_Your assignment_. Make a tally of the lines in the records that include the string "title", and give only that number.

____ Information

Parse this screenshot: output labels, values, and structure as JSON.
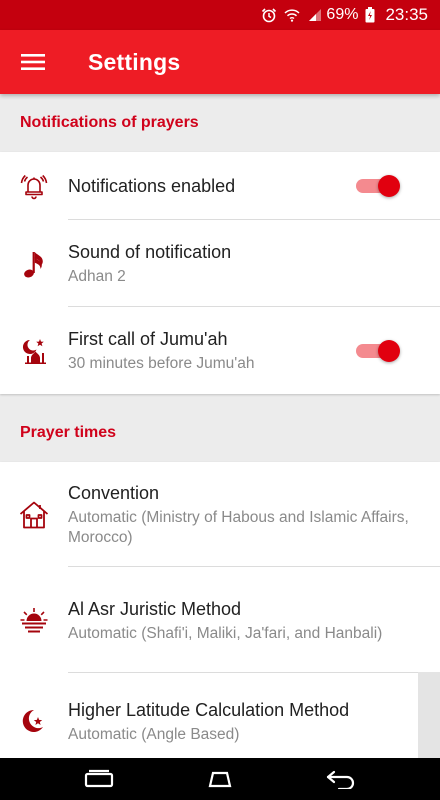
{
  "status_bar": {
    "battery_percent": "69%",
    "time": "23:35",
    "icons": [
      "alarm-icon",
      "wifi-icon",
      "signal-icon",
      "battery-charging-icon"
    ]
  },
  "app_bar": {
    "title": "Settings",
    "menu_icon": "hamburger-menu-icon"
  },
  "sections": [
    {
      "header": "Notifications of prayers",
      "items": [
        {
          "title": "Notifications enabled",
          "summary": "",
          "icon": "alarm-bell-icon",
          "switch_on": true
        },
        {
          "title": "Sound of notification",
          "summary": "Adhan 2",
          "icon": "music-note-icon"
        },
        {
          "title": "First call of Jumu'ah",
          "summary": "30 minutes before Jumu'ah",
          "icon": "mosque-crescent-icon",
          "switch_on": true
        }
      ]
    },
    {
      "header": "Prayer times",
      "items": [
        {
          "title": "Convention",
          "summary": "Automatic (Ministry of Habous and Islamic Affairs, Morocco)",
          "icon": "house-icon"
        },
        {
          "title": "Al Asr Juristic Method",
          "summary": "Automatic (Shafi'i, Maliki, Ja'fari, and Hanbali)",
          "icon": "sunset-icon"
        },
        {
          "title": "Higher Latitude Calculation Method",
          "summary": "Automatic (Angle Based)",
          "icon": "crescent-star-icon"
        }
      ]
    }
  ],
  "colors": {
    "status_bar": "#c4000e",
    "app_bar": "#ee1c25",
    "accent": "#d0021b",
    "switch_thumb": "#e1000f",
    "switch_track": "#f48a8f",
    "icon": "#a5040d"
  },
  "nav_bar": {
    "icons": [
      "recent-apps-icon",
      "home-icon",
      "back-icon"
    ]
  }
}
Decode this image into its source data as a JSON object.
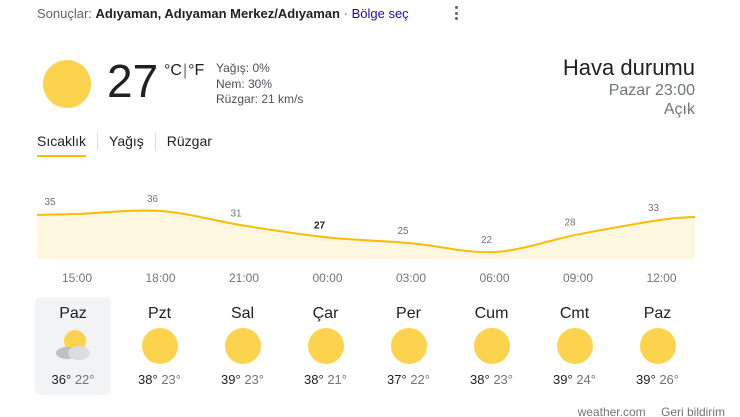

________

_Written solution_. 7